What lines in the records below mention "summary"? List them all.

⟨

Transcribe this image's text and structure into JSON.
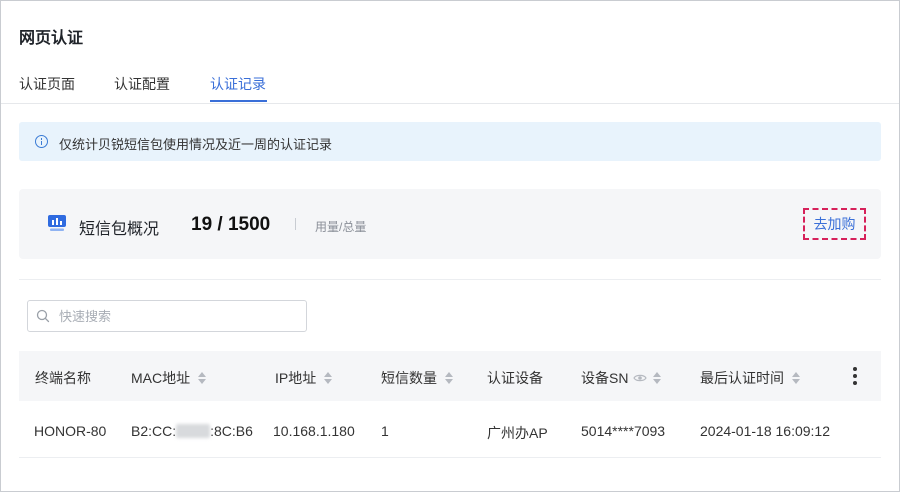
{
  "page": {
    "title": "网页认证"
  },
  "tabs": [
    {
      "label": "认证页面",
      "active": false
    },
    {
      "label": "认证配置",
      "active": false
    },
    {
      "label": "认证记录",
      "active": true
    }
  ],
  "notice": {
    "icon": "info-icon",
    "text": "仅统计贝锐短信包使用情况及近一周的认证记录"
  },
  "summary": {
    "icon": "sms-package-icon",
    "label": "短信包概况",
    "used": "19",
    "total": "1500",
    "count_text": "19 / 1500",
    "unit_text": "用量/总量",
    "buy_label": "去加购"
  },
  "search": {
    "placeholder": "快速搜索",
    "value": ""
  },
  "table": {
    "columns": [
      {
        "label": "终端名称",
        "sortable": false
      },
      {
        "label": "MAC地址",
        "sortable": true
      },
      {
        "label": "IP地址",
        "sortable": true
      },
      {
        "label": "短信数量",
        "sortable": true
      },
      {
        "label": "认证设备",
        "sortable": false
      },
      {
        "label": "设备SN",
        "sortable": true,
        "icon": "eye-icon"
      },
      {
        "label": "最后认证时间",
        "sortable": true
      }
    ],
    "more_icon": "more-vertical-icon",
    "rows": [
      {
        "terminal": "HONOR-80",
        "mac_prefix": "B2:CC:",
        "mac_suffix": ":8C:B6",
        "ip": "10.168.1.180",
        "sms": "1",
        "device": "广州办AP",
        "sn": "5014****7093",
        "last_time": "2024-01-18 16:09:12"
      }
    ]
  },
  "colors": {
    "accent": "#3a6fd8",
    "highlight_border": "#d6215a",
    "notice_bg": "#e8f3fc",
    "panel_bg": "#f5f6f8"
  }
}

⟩
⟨

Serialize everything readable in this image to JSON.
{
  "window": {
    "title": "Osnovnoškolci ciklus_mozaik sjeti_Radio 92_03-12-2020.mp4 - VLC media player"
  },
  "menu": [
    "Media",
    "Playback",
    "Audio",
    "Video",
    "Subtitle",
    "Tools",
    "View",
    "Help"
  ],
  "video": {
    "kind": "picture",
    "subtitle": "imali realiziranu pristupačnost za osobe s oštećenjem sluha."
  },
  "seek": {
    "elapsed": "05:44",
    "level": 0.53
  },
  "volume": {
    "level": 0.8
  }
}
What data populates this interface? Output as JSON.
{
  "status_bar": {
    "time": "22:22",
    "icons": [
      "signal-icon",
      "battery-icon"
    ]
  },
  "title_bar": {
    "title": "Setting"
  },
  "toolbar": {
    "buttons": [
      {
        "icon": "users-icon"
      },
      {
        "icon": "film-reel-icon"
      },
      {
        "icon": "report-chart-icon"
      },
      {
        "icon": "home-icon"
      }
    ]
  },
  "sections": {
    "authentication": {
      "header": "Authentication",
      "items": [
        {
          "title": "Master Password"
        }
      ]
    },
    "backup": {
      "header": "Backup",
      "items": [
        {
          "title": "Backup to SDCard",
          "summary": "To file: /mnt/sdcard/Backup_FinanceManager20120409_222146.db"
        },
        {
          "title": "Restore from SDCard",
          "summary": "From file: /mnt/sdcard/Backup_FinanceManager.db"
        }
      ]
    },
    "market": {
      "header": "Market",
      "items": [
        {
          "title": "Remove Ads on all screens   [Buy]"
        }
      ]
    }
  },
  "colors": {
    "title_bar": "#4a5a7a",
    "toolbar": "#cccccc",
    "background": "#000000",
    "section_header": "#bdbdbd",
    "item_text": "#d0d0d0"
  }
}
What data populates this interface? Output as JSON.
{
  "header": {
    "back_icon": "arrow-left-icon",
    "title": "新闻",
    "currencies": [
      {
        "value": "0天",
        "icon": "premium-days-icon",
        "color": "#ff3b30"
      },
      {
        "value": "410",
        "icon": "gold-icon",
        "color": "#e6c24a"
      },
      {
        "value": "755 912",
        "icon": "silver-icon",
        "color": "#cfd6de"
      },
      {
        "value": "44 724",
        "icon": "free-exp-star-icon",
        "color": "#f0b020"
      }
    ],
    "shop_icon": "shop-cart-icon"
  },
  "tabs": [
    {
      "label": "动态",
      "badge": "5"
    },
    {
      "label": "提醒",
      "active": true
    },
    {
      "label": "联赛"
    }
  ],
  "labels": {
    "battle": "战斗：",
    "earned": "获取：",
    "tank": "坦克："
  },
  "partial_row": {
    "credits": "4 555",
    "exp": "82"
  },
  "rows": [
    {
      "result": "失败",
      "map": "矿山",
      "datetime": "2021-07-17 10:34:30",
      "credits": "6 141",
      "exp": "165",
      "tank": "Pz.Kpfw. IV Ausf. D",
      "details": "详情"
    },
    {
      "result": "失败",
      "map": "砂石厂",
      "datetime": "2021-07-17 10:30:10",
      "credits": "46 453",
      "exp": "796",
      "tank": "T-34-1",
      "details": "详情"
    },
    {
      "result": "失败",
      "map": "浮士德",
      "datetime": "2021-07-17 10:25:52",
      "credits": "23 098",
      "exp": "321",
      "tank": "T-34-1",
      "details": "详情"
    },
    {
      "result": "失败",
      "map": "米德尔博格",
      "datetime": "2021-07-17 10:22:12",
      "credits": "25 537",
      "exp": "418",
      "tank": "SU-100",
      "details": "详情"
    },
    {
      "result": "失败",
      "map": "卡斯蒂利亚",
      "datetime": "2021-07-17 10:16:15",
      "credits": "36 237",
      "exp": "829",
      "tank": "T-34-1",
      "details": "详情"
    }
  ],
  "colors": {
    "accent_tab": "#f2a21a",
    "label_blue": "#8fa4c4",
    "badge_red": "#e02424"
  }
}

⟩

> OUTPUT BELOW
  "summary": {
          "summary": "To file: /mnt/sdcard/Backup_FinanceManager20120409_222146.db"
          "summary": "From file: /mnt/sdcard/Backup_FinanceManager.db"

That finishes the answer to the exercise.